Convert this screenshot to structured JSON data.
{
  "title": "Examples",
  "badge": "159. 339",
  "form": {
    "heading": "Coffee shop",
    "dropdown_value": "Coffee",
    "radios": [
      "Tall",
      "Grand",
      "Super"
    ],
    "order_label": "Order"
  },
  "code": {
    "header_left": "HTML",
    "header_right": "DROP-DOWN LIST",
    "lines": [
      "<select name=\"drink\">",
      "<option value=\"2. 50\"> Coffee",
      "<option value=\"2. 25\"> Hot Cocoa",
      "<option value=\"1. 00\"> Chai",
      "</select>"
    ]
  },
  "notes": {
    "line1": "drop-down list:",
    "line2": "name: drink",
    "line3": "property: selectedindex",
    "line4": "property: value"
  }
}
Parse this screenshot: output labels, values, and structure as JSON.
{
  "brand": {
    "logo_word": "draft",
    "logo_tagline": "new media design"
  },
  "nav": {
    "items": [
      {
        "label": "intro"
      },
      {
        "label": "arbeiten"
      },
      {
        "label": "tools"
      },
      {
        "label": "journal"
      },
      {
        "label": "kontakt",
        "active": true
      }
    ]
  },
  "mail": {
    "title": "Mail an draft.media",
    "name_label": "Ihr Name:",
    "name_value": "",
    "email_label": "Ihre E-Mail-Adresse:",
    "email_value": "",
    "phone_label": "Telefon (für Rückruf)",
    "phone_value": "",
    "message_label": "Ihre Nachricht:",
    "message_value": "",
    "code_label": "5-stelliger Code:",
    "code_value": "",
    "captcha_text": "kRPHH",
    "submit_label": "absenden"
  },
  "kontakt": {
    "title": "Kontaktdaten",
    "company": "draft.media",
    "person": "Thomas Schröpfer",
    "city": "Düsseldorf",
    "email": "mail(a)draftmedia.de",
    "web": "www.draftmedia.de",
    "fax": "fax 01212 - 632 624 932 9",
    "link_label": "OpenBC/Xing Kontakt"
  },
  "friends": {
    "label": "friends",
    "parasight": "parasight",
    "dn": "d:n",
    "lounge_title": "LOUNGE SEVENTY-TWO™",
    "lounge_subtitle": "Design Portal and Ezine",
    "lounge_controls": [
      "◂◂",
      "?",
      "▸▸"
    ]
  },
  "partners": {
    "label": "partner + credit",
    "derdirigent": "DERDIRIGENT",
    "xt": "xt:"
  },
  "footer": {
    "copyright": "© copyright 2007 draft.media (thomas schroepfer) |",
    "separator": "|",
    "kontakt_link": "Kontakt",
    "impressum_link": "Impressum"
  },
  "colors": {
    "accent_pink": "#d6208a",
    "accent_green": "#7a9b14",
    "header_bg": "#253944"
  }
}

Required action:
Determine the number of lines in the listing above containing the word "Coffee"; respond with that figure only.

Solution below:
3